Now what? Panic ensues, trying to find a phone number or email address so you can rectify your mistake. You’re being penalised for your error, with the time-consuming process of having to amend it, or face a week of sandwiches for dinner.
This is where error tolerant design comes in. The clue is in the name - it’s a way of designing a system that accepts errors. Or more accurately, a system that does not penalise the user for making mistakes.
How does error tolerant design actually work?
The most effective way of creating an error tolerant design is by preventing the mistake from occurring in the first place. For example, it’s next to impossible to put our cars into reverse by mistake. This is thanks to the reverse gear requiring a combination of gear stick manoeuvres that can only be done with intent.
The second most effective way is through mitigating the effect of errors. We’ve all seen the message that pops up on our laptop screen when we’re trying to delete a file. The extra step allows us to confirm that indeed we do want to delete that tweet, file or photo. It also prevents us from accidently consigning an important invoice to the recycling bin.
How does this work in practice? The bright red button on this tweet-deletion warning will make the average tweeter pay extra attention. It isn’t the same-old blue button used elsewhere when composing tweets. Other design techniques could include making the “Cancel” button more prominent than the “Delete” button.
It’s also important to pay careful attention to the microcopy on warning and error-prevention messages. For example, when attempting to cancel a subscription, someone could be baffled if they were confronted with one button saying “End Subscription” and another saying “Cancel”. The last thing we want is for error tolerance to actually become detrimental to the user experience.
How to use postcode and address lookup APIs to create an error tolerant form design.
But what about the initial example, a food delivery winging its way to a fictional address across town? This error could be mitigated too, or even prevented. One way of doing this could be using a postcode lookup, so you could select a pre-verified address from a list of those at your postcode. Even the postcode entry box on the form could be made error tolerant. A good postcode lookup API will accept lower case letters, missing spaces or extra spaces and still parse a valid postcode for the lookup request.
Another way could be to use an address autocomplete function. A good autocomplete API will still suggest a correct address despite typing errors made by the person submitting the form. This is something Postcoder handles brilliantly.
Postcoder’s predictive autocomplete can handle human errors such as extra and missing spaces, common typos, phonetic spellings, transposed characters and abbreviated words. This mitigates the human error being made. The user is then presented with a short list of pre-validated addresses to chose from. In turn this prevents an incorrect address being submitted.

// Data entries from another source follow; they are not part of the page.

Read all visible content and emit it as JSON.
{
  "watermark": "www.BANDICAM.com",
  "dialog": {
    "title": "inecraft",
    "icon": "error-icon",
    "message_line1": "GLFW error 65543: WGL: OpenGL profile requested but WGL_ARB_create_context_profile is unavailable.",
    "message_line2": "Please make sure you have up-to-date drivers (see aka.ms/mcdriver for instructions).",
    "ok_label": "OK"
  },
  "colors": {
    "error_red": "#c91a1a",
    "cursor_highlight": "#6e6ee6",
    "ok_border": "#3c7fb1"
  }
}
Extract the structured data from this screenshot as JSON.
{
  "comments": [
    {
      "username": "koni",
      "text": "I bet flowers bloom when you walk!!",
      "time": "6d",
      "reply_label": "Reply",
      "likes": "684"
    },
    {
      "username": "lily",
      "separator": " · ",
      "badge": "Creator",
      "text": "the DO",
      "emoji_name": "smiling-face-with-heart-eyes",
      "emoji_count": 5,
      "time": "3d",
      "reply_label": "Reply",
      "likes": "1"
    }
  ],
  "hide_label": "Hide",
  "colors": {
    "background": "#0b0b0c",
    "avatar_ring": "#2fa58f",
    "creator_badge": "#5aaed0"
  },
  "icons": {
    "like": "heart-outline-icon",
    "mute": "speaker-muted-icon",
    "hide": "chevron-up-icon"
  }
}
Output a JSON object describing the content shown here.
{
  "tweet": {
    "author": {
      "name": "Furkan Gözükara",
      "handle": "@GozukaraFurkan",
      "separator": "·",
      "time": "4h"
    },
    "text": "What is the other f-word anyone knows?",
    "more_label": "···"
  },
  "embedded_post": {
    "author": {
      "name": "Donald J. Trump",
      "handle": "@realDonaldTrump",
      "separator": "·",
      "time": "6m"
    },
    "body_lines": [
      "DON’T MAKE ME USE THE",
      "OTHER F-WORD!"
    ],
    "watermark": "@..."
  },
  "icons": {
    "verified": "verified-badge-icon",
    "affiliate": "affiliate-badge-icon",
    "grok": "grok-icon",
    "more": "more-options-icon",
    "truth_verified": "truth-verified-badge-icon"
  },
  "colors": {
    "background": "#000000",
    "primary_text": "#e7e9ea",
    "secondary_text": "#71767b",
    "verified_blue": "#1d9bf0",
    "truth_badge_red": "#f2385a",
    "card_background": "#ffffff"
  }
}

If you’re designing a website or app, it’s worth simulating a user journey across your entire purchasing or onboarding flow to work out where common mistakes occur. Then consider how error tolerant design could be employed to mitigate, manage or prevent these mistakes. Your users, error-prone humans just like you, will thank you!